Sally Gable writes lovingly of the villa as she and Carl settle in and slowly uncover its history, the lives of its former inhabitants, and its architectural pleasures. She tells of her early days there, learning to speak Italian with the help of her engaging new neighbors in the tiny town that surrounds the villa, Piombino Dese, a place both traditional and busily modern with its old-fashioned street markets and its burgeoning economy.
She writes with beguiling humor about learning to take care of a Renaissance palace with its 104 frescoes and 44 pairs of shutters (all of which have to be opened and closed daily). She tells of baffling encounters with the soprintendente di belle arti, who must give permission for even the smallest repair to the Italian national treasure Sally and Carl call home. And she describes the life she and her husband create for the villa itself, allowing it to be used for concerts, ballet performances, even as a movie set.

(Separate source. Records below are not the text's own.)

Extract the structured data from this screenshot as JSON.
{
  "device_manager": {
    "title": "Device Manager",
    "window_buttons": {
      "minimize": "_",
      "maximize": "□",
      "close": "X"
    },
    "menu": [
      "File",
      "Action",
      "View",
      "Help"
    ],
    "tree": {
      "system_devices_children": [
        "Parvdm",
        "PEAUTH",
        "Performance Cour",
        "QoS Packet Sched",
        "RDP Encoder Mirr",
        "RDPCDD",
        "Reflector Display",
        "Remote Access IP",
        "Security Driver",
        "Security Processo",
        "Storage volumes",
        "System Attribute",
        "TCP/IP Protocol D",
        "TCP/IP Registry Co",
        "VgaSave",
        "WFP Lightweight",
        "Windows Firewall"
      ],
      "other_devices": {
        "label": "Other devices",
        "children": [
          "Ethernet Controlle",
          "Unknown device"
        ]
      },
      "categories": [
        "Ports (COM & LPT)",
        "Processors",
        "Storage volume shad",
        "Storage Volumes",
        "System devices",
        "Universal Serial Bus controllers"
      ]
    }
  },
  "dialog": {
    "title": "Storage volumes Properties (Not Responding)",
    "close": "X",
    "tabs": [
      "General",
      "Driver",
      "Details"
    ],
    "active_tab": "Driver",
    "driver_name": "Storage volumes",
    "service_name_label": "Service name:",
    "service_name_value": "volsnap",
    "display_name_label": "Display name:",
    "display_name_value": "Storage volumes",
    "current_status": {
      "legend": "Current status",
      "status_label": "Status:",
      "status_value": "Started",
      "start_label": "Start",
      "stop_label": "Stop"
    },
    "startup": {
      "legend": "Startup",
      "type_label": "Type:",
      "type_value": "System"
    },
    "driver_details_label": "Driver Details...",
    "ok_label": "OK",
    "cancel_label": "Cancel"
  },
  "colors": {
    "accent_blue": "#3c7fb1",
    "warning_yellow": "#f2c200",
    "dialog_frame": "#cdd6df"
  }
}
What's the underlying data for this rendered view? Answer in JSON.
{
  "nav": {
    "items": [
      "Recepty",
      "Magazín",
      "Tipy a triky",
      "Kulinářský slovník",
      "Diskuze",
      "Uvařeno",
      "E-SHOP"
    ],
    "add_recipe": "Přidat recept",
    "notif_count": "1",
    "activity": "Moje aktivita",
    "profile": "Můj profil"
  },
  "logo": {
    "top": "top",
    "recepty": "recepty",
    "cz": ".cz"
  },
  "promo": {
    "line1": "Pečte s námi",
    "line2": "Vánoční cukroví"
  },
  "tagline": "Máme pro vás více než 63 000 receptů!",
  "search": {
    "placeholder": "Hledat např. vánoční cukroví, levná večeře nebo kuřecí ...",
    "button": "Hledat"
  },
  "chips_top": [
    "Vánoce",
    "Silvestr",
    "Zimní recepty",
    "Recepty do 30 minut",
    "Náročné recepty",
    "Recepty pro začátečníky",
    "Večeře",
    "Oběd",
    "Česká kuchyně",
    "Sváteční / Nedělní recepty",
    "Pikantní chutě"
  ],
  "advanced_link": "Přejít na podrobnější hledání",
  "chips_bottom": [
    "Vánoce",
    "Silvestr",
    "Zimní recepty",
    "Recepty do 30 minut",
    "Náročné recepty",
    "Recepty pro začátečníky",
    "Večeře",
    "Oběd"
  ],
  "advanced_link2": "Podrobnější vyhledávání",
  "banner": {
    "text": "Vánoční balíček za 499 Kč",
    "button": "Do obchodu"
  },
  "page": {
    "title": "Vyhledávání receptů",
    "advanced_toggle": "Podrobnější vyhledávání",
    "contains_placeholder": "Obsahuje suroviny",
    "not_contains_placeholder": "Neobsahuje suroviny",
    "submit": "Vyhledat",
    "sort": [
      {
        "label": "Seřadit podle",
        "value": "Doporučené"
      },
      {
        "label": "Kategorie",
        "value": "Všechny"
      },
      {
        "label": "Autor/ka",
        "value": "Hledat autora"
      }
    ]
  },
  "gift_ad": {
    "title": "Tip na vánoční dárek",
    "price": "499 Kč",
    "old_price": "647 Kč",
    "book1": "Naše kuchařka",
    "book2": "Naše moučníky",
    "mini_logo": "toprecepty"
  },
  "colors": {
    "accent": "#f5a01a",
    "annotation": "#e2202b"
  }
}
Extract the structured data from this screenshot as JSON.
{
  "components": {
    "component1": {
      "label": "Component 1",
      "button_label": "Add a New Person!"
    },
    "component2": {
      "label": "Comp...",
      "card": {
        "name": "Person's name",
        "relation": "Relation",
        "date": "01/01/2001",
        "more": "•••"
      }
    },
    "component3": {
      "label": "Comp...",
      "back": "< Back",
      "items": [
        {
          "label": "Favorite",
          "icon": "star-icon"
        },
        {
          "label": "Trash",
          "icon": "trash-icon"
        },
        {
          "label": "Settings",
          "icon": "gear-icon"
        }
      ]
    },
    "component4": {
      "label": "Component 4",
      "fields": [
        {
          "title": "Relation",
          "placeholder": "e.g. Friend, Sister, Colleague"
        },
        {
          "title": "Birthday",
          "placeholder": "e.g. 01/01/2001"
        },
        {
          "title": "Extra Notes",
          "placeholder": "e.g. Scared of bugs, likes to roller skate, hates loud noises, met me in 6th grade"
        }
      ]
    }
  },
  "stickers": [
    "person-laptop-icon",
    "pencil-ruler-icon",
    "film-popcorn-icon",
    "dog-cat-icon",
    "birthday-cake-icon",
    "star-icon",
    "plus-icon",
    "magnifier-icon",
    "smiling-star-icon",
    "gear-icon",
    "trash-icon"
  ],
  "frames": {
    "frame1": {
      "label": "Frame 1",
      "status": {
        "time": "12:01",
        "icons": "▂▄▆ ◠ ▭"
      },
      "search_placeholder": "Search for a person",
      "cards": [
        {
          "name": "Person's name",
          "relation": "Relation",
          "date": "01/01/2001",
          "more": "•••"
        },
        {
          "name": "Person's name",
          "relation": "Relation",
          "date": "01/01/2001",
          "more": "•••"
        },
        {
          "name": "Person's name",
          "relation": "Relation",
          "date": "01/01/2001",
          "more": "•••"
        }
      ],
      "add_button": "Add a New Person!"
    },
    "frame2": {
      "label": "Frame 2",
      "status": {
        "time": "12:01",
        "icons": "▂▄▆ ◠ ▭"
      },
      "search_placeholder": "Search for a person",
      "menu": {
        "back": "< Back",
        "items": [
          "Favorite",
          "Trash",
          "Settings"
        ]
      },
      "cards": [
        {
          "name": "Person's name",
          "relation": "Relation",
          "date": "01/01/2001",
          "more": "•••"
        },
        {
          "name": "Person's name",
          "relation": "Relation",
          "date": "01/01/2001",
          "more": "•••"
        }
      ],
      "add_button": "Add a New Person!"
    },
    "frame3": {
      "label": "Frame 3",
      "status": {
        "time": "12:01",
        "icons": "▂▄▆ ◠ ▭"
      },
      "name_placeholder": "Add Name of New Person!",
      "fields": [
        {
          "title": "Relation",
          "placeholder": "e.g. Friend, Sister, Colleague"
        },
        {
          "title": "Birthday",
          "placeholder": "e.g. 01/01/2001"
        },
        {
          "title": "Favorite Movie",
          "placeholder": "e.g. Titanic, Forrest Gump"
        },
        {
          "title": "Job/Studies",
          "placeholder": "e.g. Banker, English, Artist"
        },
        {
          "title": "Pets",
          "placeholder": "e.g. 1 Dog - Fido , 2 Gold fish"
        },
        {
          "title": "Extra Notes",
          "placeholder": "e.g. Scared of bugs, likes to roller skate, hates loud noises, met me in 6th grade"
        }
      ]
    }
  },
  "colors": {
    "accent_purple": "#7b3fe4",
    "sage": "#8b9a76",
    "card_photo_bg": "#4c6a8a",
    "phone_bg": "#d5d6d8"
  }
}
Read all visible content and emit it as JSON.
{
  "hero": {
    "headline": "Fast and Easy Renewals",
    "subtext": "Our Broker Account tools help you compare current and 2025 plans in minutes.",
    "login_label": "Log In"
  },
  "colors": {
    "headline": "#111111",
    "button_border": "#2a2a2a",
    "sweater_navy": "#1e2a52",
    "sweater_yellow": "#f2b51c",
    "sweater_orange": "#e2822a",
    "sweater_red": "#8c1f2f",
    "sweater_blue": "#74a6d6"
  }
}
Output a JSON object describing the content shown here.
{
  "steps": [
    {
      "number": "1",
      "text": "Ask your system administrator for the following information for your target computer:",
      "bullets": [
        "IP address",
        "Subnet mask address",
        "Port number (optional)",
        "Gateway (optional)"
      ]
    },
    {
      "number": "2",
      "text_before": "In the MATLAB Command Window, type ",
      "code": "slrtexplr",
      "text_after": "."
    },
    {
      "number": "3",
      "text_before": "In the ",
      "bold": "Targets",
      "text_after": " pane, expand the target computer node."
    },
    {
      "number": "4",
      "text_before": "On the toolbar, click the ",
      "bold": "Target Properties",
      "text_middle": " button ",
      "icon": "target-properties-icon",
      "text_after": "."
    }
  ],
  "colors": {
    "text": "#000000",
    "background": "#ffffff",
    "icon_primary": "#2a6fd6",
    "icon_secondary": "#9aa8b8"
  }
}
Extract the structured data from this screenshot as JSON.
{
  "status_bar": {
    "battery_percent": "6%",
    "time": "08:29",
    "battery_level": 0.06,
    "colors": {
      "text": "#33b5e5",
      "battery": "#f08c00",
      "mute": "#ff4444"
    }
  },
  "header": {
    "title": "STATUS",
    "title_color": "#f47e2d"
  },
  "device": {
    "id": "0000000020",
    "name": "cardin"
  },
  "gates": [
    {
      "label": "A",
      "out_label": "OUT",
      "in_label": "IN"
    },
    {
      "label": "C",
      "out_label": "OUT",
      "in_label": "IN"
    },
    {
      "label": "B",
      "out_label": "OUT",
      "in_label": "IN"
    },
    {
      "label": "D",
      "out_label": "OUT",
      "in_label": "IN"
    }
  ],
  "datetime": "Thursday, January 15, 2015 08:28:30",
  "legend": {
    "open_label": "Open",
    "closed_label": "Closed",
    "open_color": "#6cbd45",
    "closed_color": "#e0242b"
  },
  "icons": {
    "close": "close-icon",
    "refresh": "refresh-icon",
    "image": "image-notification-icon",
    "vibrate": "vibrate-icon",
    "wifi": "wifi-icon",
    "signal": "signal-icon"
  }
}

In Palladian Days, we enter with Sally and Carl into their engrossing adventure, following along as they are woven ever more deeply into the fabric of small-town Italy and into its larger national history. Their story will delight travelers and would-be travelers, all who are fascinated by architecture, by art, by the powerful essence of place, and, especially, house-dreamers everywhere.